*** Information shown ***

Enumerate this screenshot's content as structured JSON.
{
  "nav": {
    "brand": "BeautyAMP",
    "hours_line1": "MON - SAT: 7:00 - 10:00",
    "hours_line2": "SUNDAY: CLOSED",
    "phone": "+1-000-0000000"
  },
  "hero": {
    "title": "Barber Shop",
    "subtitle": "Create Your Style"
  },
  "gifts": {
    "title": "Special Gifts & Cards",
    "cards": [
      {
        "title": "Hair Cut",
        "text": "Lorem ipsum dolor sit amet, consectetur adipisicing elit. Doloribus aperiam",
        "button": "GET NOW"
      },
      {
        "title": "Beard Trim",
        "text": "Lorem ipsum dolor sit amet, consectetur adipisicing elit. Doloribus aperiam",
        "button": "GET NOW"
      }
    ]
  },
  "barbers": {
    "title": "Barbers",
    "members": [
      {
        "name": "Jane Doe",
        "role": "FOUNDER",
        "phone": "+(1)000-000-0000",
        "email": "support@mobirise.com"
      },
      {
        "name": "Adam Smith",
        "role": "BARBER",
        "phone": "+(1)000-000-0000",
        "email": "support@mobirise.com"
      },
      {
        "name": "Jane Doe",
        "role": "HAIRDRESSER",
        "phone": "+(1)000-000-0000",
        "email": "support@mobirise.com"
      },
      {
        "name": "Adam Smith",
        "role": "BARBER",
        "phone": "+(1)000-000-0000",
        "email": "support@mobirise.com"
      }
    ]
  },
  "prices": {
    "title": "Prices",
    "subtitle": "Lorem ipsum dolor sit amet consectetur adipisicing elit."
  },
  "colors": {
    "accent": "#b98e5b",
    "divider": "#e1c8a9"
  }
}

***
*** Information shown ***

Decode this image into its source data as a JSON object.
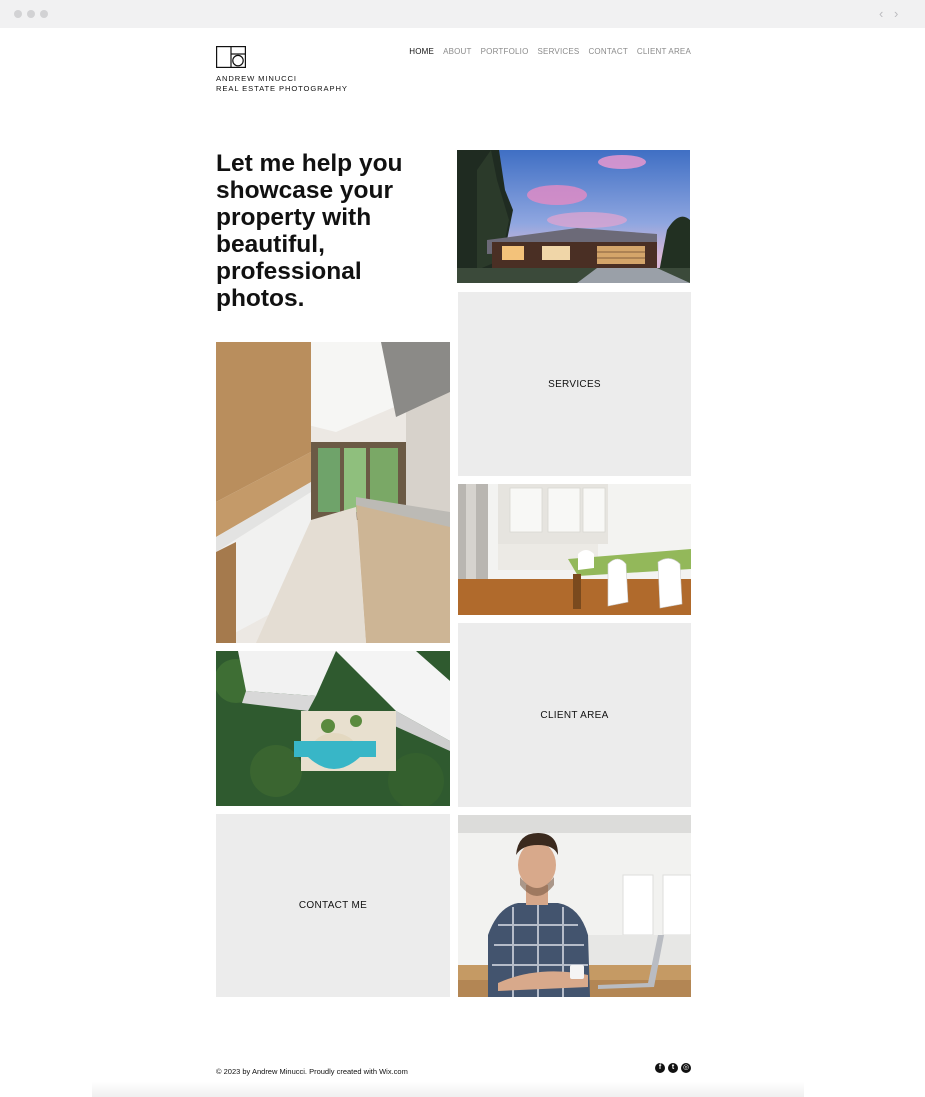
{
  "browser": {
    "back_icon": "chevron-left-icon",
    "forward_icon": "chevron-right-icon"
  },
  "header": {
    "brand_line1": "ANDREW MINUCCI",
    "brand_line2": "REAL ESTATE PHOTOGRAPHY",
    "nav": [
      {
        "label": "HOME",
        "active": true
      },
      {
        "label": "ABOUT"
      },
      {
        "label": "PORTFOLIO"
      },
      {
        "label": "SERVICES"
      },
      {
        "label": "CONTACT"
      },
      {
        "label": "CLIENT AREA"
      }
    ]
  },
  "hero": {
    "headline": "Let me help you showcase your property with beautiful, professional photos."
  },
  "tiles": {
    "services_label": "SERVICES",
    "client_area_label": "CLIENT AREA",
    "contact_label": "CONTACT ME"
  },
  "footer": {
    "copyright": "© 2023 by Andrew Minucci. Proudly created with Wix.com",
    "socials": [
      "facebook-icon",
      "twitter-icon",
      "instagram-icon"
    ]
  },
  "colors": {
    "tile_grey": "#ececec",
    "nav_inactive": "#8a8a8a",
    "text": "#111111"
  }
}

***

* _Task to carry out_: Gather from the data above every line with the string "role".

* _Answer to this problem_:
        "role": "FOUNDER",
        "role": "BARBER",
        "role": "HAIRDRESSER",
        "role": "BARBER",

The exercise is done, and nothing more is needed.